The answer is the set of lines that include "JSON", copied from the data below.

★ ★ ★ ★ ★

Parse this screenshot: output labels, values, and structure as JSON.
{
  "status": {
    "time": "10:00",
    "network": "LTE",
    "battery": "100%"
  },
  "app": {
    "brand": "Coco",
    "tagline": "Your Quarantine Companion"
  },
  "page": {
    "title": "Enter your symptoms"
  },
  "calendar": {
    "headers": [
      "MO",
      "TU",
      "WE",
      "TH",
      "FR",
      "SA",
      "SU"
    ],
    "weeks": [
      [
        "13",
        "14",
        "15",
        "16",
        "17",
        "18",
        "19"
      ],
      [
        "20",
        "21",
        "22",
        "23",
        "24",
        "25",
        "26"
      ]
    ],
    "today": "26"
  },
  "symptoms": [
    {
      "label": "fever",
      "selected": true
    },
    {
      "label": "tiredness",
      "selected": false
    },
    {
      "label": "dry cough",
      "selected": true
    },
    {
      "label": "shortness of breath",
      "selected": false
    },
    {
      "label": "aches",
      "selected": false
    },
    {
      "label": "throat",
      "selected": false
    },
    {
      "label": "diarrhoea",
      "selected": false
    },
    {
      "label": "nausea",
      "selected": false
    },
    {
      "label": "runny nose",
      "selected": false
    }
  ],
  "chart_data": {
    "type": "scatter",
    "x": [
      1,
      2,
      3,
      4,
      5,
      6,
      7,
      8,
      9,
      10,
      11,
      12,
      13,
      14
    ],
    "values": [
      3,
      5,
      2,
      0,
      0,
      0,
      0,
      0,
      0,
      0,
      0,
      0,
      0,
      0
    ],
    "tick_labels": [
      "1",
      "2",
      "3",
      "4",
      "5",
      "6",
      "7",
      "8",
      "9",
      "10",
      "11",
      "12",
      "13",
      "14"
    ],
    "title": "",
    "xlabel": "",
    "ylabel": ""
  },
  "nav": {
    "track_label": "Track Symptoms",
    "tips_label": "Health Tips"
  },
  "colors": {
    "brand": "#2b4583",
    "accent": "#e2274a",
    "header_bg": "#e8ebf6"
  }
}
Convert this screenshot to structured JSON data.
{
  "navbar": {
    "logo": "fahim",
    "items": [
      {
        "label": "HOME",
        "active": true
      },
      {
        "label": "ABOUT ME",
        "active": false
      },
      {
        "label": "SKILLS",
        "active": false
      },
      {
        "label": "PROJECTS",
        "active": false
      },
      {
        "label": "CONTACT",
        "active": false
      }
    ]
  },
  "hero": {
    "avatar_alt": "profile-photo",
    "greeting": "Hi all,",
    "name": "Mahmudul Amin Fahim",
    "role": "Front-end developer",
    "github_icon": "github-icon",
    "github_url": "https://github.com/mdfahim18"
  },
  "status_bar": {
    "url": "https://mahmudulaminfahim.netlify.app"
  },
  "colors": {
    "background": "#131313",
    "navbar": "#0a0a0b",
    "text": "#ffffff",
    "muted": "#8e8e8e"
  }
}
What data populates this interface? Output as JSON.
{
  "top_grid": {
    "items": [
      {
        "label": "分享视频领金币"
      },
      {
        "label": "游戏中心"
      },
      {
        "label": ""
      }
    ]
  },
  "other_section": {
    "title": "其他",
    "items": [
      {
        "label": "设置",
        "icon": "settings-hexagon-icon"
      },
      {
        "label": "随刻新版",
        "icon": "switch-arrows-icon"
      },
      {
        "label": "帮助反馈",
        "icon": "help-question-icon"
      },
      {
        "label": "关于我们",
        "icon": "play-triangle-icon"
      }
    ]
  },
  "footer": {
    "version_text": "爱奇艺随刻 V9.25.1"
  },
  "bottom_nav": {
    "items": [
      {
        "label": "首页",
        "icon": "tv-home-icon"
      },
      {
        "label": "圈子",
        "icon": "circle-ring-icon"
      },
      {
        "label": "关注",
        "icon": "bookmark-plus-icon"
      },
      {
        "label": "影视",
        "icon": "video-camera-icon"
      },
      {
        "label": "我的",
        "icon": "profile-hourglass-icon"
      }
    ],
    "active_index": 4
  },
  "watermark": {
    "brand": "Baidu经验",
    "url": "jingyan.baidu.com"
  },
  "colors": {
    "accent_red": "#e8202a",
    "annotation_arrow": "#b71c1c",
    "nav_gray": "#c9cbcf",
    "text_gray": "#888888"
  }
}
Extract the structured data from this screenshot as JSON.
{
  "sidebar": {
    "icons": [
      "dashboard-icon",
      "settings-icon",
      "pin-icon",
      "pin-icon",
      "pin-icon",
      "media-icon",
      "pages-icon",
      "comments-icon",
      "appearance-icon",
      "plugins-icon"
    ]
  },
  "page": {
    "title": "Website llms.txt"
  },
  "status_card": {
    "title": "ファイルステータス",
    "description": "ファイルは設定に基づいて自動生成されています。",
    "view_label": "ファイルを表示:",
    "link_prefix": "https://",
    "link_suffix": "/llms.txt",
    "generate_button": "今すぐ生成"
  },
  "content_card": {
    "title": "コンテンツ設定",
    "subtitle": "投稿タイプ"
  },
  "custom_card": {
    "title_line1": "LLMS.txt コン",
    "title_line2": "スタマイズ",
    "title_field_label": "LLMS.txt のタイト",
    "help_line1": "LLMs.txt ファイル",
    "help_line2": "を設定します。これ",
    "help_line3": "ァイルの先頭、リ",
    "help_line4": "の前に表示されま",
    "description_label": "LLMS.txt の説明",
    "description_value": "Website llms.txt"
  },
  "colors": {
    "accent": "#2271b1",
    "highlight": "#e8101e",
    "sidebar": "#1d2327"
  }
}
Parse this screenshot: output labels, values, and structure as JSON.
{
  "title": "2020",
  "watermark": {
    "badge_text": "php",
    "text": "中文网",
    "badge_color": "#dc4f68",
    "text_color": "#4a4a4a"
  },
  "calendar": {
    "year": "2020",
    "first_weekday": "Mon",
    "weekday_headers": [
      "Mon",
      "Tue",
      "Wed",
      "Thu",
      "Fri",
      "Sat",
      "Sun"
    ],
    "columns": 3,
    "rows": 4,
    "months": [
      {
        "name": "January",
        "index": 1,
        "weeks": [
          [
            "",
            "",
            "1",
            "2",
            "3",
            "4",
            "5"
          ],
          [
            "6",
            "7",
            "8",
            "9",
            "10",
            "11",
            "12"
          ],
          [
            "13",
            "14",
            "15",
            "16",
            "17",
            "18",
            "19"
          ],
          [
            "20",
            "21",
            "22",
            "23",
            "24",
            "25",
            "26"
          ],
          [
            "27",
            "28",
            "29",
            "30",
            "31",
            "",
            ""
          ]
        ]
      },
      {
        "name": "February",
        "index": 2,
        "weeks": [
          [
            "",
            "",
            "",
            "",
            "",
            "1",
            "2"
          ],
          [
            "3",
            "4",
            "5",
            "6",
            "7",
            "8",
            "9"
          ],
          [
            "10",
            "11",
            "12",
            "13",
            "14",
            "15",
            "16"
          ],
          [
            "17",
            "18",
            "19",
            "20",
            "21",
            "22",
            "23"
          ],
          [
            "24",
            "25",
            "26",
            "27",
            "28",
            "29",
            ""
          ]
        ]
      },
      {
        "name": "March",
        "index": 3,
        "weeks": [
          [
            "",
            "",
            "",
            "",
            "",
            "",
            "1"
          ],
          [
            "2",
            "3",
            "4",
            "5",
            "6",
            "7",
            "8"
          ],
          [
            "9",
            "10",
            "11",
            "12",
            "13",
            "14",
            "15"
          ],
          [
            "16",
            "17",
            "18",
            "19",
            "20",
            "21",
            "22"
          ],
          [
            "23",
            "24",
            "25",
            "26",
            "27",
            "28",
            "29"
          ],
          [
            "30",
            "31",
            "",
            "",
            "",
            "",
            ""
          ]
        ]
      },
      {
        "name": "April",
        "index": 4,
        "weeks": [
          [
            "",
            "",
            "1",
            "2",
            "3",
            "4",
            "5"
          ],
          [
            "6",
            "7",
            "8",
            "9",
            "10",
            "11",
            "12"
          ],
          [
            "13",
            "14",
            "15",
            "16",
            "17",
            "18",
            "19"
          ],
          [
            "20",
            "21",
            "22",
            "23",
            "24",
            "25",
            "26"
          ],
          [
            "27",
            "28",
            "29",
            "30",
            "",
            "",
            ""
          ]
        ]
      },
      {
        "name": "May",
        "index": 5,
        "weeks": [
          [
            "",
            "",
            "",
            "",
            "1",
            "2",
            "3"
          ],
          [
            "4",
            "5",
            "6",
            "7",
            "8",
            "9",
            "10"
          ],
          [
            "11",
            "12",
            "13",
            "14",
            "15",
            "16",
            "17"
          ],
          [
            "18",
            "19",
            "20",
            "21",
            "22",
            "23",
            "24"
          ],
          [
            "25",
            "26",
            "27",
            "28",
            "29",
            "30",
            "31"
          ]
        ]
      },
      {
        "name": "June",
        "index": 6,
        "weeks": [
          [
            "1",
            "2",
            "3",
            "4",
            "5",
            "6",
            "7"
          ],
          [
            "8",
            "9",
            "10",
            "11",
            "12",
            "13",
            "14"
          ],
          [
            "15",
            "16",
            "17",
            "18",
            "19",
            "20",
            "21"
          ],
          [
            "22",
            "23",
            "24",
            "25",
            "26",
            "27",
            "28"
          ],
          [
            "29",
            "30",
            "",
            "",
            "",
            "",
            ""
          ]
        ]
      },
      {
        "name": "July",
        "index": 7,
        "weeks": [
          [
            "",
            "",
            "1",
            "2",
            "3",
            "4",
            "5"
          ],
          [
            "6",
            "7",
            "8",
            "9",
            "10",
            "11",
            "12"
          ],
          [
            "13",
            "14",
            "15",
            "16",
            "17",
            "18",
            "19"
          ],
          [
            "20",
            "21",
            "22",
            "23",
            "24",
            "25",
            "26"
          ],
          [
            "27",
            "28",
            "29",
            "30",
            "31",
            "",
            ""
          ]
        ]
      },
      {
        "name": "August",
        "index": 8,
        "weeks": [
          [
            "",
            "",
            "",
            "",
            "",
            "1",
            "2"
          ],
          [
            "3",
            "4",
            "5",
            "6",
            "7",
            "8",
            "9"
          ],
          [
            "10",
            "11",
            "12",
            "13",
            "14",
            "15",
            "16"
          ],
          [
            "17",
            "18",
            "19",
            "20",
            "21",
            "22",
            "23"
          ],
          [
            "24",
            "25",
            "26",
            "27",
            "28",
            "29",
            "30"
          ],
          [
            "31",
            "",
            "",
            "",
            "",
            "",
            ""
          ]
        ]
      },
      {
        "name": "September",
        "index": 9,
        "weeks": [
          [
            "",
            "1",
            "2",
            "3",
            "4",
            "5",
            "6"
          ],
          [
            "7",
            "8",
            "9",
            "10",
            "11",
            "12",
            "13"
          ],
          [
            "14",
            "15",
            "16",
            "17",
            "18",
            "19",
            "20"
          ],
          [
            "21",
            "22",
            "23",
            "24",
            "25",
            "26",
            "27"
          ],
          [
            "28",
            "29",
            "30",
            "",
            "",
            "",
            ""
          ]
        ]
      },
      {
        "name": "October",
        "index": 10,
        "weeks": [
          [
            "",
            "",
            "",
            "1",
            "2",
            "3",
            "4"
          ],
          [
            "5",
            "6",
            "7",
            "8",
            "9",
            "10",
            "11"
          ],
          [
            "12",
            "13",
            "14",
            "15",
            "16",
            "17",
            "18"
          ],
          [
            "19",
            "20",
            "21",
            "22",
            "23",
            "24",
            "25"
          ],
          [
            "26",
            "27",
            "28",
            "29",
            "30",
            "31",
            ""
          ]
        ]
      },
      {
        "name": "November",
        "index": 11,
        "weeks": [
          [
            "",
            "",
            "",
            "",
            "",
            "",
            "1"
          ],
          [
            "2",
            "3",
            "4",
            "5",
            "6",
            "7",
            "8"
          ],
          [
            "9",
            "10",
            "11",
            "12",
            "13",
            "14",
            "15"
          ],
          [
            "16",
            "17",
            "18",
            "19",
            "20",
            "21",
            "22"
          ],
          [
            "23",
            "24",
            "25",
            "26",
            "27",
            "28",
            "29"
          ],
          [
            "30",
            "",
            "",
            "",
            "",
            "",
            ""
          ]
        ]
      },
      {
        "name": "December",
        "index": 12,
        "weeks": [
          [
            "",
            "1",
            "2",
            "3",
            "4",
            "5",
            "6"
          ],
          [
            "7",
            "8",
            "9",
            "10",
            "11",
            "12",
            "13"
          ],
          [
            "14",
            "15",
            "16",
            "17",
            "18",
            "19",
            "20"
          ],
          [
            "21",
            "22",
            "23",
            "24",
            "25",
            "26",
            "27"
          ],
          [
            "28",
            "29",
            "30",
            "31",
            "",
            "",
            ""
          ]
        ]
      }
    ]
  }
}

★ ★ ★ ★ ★

Solution below:
Parse this screenshot: output labels, values, and structure as JSON.
Convert this screenshot to structured JSON data.
What data populates this interface? Output as JSON.
Extract the structured data from this screenshot as JSON.
Parse this screenshot: output labels, values, and structure as JSON.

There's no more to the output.